• [WHAT TO WORK ON]
Would you reproduce the entries exactly, including every line?

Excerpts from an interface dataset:

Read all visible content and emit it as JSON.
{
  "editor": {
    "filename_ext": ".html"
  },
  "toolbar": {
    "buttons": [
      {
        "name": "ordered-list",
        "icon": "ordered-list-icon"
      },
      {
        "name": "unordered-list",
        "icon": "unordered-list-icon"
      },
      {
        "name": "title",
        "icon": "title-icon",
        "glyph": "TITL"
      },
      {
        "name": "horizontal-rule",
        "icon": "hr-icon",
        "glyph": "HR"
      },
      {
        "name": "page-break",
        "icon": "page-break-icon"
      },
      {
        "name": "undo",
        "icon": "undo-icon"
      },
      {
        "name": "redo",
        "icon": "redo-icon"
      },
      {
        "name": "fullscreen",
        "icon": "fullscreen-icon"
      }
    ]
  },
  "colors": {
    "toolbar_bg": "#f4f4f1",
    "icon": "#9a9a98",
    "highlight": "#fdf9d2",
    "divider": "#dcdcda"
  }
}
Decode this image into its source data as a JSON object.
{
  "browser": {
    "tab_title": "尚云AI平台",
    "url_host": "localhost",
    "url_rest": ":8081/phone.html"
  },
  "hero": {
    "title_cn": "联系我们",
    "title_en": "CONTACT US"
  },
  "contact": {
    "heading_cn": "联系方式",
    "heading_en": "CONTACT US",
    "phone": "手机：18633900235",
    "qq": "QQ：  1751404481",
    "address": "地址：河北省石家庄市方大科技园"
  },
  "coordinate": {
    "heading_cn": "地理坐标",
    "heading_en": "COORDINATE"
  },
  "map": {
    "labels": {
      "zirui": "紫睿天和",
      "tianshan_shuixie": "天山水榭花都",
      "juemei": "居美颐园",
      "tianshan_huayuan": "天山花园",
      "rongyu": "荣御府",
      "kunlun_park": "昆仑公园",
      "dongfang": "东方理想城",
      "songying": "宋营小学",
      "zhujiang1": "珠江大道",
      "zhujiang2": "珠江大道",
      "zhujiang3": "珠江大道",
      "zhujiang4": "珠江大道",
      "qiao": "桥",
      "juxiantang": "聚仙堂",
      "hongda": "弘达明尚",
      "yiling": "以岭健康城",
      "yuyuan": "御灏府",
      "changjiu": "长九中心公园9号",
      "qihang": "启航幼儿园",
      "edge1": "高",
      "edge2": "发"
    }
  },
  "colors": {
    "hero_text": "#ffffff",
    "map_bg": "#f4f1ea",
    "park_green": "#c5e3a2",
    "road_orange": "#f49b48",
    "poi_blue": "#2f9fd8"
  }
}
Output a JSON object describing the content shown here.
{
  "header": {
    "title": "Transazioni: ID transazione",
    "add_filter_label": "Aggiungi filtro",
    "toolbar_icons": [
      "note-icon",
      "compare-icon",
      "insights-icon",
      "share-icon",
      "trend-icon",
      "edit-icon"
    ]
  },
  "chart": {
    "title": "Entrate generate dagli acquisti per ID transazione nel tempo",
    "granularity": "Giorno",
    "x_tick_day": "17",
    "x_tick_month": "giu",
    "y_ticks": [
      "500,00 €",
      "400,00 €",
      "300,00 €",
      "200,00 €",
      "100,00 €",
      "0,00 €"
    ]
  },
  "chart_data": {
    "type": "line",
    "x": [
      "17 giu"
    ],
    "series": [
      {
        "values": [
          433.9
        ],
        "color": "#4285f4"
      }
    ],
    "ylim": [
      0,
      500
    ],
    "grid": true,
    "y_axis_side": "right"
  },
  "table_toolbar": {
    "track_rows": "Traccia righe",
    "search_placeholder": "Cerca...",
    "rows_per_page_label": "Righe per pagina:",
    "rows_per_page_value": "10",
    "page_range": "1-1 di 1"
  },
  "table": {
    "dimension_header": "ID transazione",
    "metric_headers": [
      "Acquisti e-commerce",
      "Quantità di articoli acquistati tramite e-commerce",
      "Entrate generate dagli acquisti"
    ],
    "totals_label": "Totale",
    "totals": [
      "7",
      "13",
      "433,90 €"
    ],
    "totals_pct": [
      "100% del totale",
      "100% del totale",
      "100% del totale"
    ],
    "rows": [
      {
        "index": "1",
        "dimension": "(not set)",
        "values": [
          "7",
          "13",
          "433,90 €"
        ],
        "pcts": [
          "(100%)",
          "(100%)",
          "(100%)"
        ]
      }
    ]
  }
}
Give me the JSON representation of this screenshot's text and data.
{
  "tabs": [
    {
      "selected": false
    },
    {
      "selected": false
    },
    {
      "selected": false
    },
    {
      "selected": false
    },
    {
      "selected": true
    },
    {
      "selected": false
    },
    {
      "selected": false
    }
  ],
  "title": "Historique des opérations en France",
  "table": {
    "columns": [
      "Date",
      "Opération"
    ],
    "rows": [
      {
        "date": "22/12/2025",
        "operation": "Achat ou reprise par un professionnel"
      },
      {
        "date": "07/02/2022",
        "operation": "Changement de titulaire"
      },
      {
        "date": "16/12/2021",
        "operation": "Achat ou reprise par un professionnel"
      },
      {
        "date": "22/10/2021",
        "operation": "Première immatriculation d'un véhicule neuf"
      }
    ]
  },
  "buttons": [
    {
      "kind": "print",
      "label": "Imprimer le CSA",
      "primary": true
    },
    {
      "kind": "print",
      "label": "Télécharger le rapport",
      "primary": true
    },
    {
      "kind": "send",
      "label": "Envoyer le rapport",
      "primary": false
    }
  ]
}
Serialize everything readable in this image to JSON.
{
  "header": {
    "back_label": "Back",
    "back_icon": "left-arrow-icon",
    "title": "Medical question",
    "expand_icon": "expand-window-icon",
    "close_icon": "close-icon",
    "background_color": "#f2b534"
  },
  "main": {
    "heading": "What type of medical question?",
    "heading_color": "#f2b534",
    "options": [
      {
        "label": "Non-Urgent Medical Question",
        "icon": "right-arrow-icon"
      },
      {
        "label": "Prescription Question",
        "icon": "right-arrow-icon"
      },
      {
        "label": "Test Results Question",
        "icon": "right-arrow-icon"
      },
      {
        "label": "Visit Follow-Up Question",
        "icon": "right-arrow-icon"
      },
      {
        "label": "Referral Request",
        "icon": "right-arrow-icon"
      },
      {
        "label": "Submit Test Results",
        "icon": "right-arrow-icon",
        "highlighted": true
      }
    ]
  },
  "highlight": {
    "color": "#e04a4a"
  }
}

• [YOUR SOLUTION]
Read all visible content and emit it as JSON.
{
  "editor": {
    "filename_ext": ".html"
  },
  "toolbar": {
    "buttons": [
      {
        "name": "ordered-list",
        "icon": "ordered-list-icon"
      },
      {
        "name": "unordered-list",
        "icon": "unordered-list-icon"
      },
      {
        "name": "title",
        "icon": "title-icon",
        "glyph": "TITL"
      },
      {
        "name": "horizontal-rule",
        "icon": "hr-icon",
        "glyph": "HR"
      },
      {
        "name": "page-break",
        "icon": "page-break-icon"
      },
      {
        "name": "undo",
        "icon": "undo-icon"
      },
      {
        "name": "redo",
        "icon": "redo-icon"
      },
      {
        "name": "fullscreen",
        "icon": "fullscreen-icon"
      }
    ]
  },
  "colors": {
    "toolbar_bg": "#f4f4f1",
    "icon": "#9a9a98",
    "highlight": "#fdf9d2",
    "divider": "#dcdcda"
  }
}
Decode this image into its source data as a JSON object.
{
  "browser": {
    "tab_title": "尚云AI平台",
    "url_host": "localhost",
    "url_rest": ":8081/phone.html"
  },
  "hero": {
    "title_cn": "联系我们",
    "title_en": "CONTACT US"
  },
  "contact": {
    "heading_cn": "联系方式",
    "heading_en": "CONTACT US",
    "phone": "手机：18633900235",
    "qq": "QQ：  1751404481",
    "address": "地址：河北省石家庄市方大科技园"
  },
  "coordinate": {
    "heading_cn": "地理坐标",
    "heading_en": "COORDINATE"
  },
  "map": {
    "labels": {
      "zirui": "紫睿天和",
      "tianshan_shuixie": "天山水榭花都",
      "juemei": "居美颐园",
      "tianshan_huayuan": "天山花园",
      "rongyu": "荣御府",
      "kunlun_park": "昆仑公园",
      "dongfang": "东方理想城",
      "songying": "宋营小学",
      "zhujiang1": "珠江大道",
      "zhujiang2": "珠江大道",
      "zhujiang3": "珠江大道",
      "zhujiang4": "珠江大道",
      "qiao": "桥",
      "juxiantang": "聚仙堂",
      "hongda": "弘达明尚",
      "yiling": "以岭健康城",
      "yuyuan": "御灏府",
      "changjiu": "长九中心公园9号",
      "qihang": "启航幼儿园",
      "edge1": "高",
      "edge2": "发"
    }
  },
  "colors": {
    "hero_text": "#ffffff",
    "map_bg": "#f4f1ea",
    "park_green": "#c5e3a2",
    "road_orange": "#f49b48",
    "poi_blue": "#2f9fd8"
  }
}
Output a JSON object describing the content shown here.
{
  "header": {
    "title": "Transazioni: ID transazione",
    "add_filter_label": "Aggiungi filtro",
    "toolbar_icons": [
      "note-icon",
      "compare-icon",
      "insights-icon",
      "share-icon",
      "trend-icon",
      "edit-icon"
    ]
  },
  "chart": {
    "title": "Entrate generate dagli acquisti per ID transazione nel tempo",
    "granularity": "Giorno",
    "x_tick_day": "17",
    "x_tick_month": "giu",
    "y_ticks": [
      "500,00 €",
      "400,00 €",
      "300,00 €",
      "200,00 €",
      "100,00 €",
      "0,00 €"
    ]
  },
  "chart_data": {
    "type": "line",
    "x": [
      "17 giu"
    ],
    "series": [
      {
        "values": [
          433.9
        ],
        "color": "#4285f4"
      }
    ],
    "ylim": [
      0,
      500
    ],
    "grid": true,
    "y_axis_side": "right"
  },
  "table_toolbar": {
    "track_rows": "Traccia righe",
    "search_placeholder": "Cerca...",
    "rows_per_page_label": "Righe per pagina:",
    "rows_per_page_value": "10",
    "page_range": "1-1 di 1"
  },
  "table": {
    "dimension_header": "ID transazione",
    "metric_headers": [
      "Acquisti e-commerce",
      "Quantità di articoli acquistati tramite e-commerce",
      "Entrate generate dagli acquisti"
    ],
    "totals_label": "Totale",
    "totals": [
      "7",
      "13",
      "433,90 €"
    ],
    "totals_pct": [
      "100% del totale",
      "100% del totale",
      "100% del totale"
    ],
    "rows": [
      {
        "index": "1",
        "dimension": "(not set)",
        "values": [
          "7",
          "13",
          "433,90 €"
        ],
        "pcts": [
          "(100%)",
          "(100%)",
          "(100%)"
        ]
      }
    ]
  }
}
Give me the JSON representation of this screenshot's text and data.
{
  "tabs": [
    {
      "selected": false
    },
    {
      "selected": false
    },
    {
      "selected": false
    },
    {
      "selected": false
    },
    {
      "selected": true
    },
    {
      "selected": false
    },
    {
      "selected": false
    }
  ],
  "title": "Historique des opérations en France",
  "table": {
    "columns": [
      "Date",
      "Opération"
    ],
    "rows": [
      {
        "date": "22/12/2025",
        "operation": "Achat ou reprise par un professionnel"
      },
      {
        "date": "07/02/2022",
        "operation": "Changement de titulaire"
      },
      {
        "date": "16/12/2021",
        "operation": "Achat ou reprise par un professionnel"
      },
      {
        "date": "22/10/2021",
        "operation": "Première immatriculation d'un véhicule neuf"
      }
    ]
  },
  "buttons": [
    {
      "kind": "print",
      "label": "Imprimer le CSA",
      "primary": true
    },
    {
      "kind": "print",
      "label": "Télécharger le rapport",
      "primary": true
    },
    {
      "kind": "send",
      "label": "Envoyer le rapport",
      "primary": false
    }
  ]
}
Serialize everything readable in this image to JSON.
{
  "header": {
    "back_label": "Back",
    "back_icon": "left-arrow-icon",
    "title": "Medical question",
    "expand_icon": "expand-window-icon",
    "close_icon": "close-icon",
    "background_color": "#f2b534"
  },
  "main": {
    "heading": "What type of medical question?",
    "heading_color": "#f2b534",
    "options": [
      {
        "label": "Non-Urgent Medical Question",
        "icon": "right-arrow-icon"
      },
      {
        "label": "Prescription Question",
        "icon": "right-arrow-icon"
      },
      {
        "label": "Test Results Question",
        "icon": "right-arrow-icon"
      },
      {
        "label": "Visit Follow-Up Question",
        "icon": "right-arrow-icon"
      },
      {
        "label": "Referral Request",
        "icon": "right-arrow-icon"
      },
      {
        "label": "Submit Test Results",
        "icon": "right-arrow-icon",
        "highlighted": true
      }
    ]
  },
  "highlight": {
    "color": "#e04a4a"
  }
}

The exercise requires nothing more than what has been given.